The commercial vs residential real estate debate is fueled by several differences, not the least of which include financing. At the very least, any sort of commercial vs residential financing comparisons will bring several differences to the surface. Everything from terms and conditions to penalties and qualifications will vary significantly between commercial and residential loans. The most notable difference, however, is the duration of loans for each asset class. Whereas most residential mortgages will span approximately 30 years, and coincide with longer amortization periods and smaller monthly payments, commercial loans are typically shorter (often lasting anywhere from five to 20 years).
While commercial and residential real estate are each a part of the same industry, there are inherent differences between the two exit strategies, none the least of which have sparked many a commercial vs residential real estate debate. However, for as many differences as there are between the two asset classes, none may be more prominent than the reason someone would choose to invest in them. If for nothing else, it’s what investors want out of investing that will ultimately determine which strategy is best for them. Those looking for quicker turnarounds and larger, upfront sums of money will most likely want to consider flipping residential real estate. Those in it for the long haul, however, will probably be drawn to the prospects of commercial properties.

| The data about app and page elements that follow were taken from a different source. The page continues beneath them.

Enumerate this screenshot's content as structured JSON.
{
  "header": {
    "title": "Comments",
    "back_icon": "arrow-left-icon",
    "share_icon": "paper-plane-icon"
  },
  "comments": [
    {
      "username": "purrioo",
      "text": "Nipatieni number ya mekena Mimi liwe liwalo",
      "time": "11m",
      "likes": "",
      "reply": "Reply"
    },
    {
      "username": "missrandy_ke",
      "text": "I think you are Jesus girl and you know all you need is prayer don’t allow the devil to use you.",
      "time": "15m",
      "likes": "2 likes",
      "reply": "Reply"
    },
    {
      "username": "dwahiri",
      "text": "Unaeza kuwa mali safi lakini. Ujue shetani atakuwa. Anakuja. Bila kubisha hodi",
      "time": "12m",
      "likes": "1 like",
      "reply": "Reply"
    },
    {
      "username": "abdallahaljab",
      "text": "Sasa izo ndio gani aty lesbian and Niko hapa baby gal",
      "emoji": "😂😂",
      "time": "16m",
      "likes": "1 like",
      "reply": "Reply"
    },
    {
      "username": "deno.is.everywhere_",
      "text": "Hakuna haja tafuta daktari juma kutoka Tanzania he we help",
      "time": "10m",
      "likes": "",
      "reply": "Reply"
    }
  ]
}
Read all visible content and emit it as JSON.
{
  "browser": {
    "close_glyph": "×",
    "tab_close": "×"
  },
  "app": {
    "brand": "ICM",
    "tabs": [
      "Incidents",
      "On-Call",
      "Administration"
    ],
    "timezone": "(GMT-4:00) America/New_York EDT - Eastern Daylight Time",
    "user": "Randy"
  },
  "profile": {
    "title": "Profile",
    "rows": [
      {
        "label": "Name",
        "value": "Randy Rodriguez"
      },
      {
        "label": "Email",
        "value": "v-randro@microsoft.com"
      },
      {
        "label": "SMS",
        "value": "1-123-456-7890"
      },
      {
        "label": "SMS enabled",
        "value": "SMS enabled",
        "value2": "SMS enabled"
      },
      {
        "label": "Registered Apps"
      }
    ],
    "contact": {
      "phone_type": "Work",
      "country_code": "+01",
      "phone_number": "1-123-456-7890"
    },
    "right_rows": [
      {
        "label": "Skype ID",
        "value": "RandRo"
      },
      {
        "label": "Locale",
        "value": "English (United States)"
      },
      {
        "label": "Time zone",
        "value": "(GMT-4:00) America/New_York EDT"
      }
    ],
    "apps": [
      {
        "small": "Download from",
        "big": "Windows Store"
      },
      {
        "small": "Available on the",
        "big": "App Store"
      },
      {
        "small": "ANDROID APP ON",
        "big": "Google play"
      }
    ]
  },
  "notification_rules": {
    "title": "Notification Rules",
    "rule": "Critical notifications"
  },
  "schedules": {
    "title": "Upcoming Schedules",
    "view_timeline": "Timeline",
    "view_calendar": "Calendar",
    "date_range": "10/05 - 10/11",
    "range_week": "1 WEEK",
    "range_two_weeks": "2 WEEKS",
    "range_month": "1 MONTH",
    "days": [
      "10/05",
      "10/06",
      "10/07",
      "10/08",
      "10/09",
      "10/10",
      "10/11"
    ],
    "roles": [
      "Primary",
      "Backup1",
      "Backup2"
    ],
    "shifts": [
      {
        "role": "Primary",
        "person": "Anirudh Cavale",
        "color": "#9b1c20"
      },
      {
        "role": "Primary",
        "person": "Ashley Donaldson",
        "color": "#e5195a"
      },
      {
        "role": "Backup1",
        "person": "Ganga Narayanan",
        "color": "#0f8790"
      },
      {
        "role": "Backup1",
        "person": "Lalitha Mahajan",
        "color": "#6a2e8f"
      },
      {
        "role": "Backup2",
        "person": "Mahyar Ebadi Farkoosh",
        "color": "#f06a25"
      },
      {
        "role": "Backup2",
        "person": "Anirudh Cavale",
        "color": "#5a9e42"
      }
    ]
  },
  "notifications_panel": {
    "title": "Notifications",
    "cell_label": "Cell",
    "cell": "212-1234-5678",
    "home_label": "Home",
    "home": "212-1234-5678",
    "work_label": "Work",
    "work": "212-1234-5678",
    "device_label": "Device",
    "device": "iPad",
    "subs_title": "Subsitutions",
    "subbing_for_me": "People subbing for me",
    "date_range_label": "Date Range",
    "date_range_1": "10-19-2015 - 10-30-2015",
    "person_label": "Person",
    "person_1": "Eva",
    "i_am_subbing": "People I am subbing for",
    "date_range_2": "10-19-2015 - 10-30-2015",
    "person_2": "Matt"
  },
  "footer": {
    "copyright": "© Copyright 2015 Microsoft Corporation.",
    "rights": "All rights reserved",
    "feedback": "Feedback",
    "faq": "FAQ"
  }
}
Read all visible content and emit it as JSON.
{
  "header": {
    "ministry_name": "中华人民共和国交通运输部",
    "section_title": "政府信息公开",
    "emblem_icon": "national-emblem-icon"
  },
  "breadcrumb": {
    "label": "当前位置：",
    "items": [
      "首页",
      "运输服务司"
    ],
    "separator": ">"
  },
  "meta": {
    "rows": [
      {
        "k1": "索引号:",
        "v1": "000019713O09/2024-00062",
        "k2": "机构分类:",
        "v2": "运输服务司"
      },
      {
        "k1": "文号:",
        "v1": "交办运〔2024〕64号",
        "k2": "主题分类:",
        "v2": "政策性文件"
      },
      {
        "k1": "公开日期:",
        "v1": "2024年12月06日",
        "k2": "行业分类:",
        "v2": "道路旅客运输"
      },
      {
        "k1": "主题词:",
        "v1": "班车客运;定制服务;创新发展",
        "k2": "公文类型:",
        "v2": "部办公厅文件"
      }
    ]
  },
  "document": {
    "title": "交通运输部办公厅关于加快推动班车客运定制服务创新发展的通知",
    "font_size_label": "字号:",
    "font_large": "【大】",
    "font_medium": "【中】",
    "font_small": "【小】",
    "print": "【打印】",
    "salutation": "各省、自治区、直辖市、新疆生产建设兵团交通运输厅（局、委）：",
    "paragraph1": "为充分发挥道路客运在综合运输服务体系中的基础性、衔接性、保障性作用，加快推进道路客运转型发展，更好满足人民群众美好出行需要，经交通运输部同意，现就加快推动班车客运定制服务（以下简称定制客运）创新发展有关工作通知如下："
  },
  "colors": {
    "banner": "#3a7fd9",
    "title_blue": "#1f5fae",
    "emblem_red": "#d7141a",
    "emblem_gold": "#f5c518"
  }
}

The biggest difference between commercial real estate and residential real estate is perhaps the reason someone would consider investing in the first place. If for nothing else, there are significant advantages to each exit strategy; both have proven to be excellent investment vehicles. However, each class has something different to offer over prolonged periods of time. Therein lies the answer to the commercial vs residential real estate debate: the best class is ultimately the one that will get you one step closer to your own goals.